With Market Basket’s future still up in the air, now seems as good a time as any to clarify how a sale of the company would work.
Members of the company’s board of directors would act to facilitate any sale of Market Basket. However, it would be up to the company’s shareholders to actually agree to it.
Here’s how that all works:
There are nine shareholders with the company, all related, breaking down along Arthur lines.
Arthur T. Demoulas, the ousted CEO of the company whose firing last month launched the remarkable protests that have driven Market Basket to its current circumstances, and his three sisters control 49.5 percent of the company. Those sisters are: Frances Kettenbach, who is married to Michael Kettenbach, whose real estate company worked closely with an Arthur T.-led Market Basket; Caren Pasquale, whose husband Joe has also made real estate deals with Market Basket when Arthur T. led the company; and Glorianne Farnham.
Arthur S. Demoulas’s side of the family controls 50.5 percent. That group includes his two sisters, Diana Merriam and Fotene Demoulas, as well as the widow and daughter of his deceased brother, Evan. The widow of his brother is named Rafaele Evans, and the daughter is Vanessa Demoulas.
While Arthur S.’s side has held this majority for a while, shareholders’ decisions are made by vote. Until last year, Evans voted alongside Arthur T., keeping the company in its pre-existing harmony. (It was a tenuous and shaky harmony, to be sure, but the company was growing, customers were shopping, and employees were working.) When Evans sided with Arthur S. last year, the balance of power shifted, culminating in Arthur T.’s dismissal from the corner office in June. This dynamic is explored in a terrific article by Grant Welker of The Lowell Sun published over the weekend.
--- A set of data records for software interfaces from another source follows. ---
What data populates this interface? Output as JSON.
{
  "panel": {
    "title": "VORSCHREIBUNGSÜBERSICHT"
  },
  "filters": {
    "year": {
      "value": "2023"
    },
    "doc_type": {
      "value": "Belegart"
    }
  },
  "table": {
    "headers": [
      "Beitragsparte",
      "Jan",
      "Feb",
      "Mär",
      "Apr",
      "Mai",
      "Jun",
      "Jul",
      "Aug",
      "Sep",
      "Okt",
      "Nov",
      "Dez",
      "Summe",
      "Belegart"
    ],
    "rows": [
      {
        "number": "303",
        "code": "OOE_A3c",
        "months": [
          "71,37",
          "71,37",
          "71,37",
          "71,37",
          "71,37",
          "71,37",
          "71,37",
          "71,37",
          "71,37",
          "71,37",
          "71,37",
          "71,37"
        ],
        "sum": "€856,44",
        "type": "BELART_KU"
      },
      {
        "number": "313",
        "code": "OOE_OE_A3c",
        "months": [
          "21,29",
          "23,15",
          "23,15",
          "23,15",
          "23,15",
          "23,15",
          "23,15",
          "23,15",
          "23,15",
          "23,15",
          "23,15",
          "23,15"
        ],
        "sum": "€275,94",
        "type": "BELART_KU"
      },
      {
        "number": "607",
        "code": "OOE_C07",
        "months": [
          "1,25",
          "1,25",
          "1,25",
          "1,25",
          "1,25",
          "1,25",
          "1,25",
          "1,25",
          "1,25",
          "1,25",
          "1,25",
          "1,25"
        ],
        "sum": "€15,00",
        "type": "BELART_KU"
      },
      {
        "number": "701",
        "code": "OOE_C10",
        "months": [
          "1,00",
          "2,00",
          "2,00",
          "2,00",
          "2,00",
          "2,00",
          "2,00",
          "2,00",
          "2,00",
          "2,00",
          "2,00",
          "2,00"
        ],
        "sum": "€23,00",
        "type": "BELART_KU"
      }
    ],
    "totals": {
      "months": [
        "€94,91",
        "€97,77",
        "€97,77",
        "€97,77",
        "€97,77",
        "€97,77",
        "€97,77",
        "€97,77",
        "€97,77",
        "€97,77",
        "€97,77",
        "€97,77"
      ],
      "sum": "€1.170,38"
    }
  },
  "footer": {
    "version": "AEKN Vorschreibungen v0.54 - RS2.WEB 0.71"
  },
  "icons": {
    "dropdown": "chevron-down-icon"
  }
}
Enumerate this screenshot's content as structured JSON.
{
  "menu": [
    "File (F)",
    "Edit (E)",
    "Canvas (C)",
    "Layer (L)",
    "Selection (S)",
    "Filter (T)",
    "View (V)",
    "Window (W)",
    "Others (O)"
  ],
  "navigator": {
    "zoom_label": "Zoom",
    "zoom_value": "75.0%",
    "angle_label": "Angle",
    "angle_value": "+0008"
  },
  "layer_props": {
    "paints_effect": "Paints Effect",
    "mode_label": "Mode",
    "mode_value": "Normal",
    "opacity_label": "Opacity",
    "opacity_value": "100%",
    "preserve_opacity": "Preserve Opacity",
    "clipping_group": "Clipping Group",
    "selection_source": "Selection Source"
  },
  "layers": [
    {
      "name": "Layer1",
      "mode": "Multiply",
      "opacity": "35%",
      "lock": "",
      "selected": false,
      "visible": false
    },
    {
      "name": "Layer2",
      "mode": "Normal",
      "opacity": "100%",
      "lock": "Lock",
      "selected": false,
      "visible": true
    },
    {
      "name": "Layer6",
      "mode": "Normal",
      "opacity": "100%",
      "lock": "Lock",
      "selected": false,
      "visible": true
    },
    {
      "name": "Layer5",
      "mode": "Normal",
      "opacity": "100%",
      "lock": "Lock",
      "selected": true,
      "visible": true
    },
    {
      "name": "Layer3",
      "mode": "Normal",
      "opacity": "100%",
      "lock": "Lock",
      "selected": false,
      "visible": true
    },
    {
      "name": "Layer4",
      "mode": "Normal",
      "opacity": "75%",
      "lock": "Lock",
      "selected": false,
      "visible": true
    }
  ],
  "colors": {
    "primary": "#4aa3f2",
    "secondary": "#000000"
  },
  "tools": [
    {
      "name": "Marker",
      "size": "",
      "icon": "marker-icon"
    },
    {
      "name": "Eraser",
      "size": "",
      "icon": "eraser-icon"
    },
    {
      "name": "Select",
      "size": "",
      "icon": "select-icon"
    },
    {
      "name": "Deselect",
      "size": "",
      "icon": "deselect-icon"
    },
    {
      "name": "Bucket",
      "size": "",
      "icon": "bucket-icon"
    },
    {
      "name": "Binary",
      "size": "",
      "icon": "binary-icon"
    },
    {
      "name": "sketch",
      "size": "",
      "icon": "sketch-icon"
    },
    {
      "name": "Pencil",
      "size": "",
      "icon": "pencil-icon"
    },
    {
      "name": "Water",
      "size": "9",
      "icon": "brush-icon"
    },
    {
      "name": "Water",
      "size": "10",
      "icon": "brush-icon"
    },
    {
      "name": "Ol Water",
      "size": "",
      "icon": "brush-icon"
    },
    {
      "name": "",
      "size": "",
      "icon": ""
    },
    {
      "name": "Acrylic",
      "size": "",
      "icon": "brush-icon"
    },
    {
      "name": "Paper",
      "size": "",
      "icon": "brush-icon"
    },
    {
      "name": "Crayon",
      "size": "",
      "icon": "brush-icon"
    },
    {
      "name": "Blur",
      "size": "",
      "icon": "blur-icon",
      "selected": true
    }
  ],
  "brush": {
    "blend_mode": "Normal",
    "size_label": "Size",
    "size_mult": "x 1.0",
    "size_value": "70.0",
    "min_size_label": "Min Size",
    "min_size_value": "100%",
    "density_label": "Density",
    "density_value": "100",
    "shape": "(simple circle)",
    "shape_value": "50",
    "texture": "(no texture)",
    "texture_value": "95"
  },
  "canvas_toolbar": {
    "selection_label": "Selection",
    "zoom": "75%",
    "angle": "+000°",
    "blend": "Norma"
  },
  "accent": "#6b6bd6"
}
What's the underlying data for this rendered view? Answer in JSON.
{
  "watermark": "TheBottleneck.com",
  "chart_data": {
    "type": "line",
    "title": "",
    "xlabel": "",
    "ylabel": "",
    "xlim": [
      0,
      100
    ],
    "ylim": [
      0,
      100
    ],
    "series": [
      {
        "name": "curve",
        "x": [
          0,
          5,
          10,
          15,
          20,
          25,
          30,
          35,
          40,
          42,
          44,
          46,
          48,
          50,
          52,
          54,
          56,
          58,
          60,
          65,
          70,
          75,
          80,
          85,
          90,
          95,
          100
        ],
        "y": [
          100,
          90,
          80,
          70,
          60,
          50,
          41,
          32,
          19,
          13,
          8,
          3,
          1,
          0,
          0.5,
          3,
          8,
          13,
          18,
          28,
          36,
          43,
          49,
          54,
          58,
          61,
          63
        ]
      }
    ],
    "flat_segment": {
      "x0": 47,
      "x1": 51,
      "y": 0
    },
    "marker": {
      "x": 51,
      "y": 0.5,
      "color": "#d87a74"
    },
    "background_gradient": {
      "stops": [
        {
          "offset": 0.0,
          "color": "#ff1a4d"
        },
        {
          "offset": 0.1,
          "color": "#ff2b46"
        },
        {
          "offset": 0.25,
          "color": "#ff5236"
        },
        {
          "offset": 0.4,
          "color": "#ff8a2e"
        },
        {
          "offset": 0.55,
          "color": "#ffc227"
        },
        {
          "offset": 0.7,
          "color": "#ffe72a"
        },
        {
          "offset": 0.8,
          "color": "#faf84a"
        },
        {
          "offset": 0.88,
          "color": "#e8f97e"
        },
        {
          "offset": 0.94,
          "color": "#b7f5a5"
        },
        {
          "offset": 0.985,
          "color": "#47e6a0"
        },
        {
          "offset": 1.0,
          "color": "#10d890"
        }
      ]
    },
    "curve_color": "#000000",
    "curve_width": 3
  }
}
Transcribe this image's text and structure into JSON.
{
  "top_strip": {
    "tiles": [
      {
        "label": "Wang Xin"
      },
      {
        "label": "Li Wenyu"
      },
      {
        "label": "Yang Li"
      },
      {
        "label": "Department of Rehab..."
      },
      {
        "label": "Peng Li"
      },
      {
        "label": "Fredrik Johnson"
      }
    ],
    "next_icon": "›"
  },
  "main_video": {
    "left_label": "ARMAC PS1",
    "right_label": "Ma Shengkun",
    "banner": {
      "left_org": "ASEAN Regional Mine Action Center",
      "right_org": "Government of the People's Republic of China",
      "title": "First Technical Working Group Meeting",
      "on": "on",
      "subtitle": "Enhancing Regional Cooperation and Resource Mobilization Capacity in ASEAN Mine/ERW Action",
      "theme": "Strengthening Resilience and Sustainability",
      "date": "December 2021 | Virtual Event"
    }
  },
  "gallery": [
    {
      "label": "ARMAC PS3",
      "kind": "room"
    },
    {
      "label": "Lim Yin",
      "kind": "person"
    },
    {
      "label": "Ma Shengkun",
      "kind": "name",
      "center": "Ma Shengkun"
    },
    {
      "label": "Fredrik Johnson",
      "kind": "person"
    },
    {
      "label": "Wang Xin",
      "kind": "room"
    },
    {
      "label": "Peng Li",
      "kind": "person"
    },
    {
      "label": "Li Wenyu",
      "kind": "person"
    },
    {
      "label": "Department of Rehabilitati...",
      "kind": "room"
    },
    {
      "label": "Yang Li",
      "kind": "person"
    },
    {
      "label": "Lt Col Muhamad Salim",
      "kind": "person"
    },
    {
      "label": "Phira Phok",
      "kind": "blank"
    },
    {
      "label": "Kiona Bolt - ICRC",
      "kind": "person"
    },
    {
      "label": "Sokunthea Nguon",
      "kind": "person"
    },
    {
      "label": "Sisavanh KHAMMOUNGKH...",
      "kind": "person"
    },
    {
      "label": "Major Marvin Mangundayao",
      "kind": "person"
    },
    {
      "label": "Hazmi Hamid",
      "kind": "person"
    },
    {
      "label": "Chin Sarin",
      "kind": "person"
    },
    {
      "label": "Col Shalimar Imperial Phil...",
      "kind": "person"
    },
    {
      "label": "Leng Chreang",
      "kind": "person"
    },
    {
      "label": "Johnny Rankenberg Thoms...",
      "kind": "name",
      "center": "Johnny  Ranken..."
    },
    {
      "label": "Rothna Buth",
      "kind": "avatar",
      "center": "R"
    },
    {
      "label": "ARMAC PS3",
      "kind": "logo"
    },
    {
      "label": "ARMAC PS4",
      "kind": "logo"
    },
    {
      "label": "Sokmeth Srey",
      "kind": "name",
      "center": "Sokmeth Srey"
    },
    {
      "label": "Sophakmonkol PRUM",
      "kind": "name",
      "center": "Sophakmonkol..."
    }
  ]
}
The 50.5 percent controlled by Arthur S.’s side of the family is the share Arthur T.’s side is trying to buy. Arthur S.’s side gained the slight majority as the result of a legal fight in the 1990s, in which a judge decided Arthur T.’s side had defrauded his cousins’ side out of millions in gaining control of the company. For a vulgar (be warned) and engaging take on that tale, check out The Gloucester Clam.
Those are the shareholders. Then, there’s the board of directors.
The two sides of the family each appoint two members to the board. Shareholders also appoint three independent directors by vote.
The two members appointed by Arthur T.’s side are Terence Carleton and William Shea. The two appointed by Arthur S.’s side are Gerard Levins and Arthur S. himself, the only family member currently on the board.
The three independent directors are Ronald Weiner, Eric Gebaide, and the board’s chairman, Keith Cowan. Cowan had previously been an appointed member on Arthur S.’s side. Arthur T. perceived that as a conflict and challenged it in court, where a judge disagreed. All three independent directors are thought to be aligned with Arthur S.
A committee of board members dedicated to exploring acquisition possibilities would be on the front lines to consider and negotiate a deal with Arthur T. or any other potential buyer, according to a source with knowledge of how private company boards function. Any possible deal would ultimately be presented to the full board, which represents the shareholders. The full board itself cannot take any action unless it is in a formal session. And the board would not do so if a deal does not have shareholder approval. That final point was included in a statement by the board Tuesday.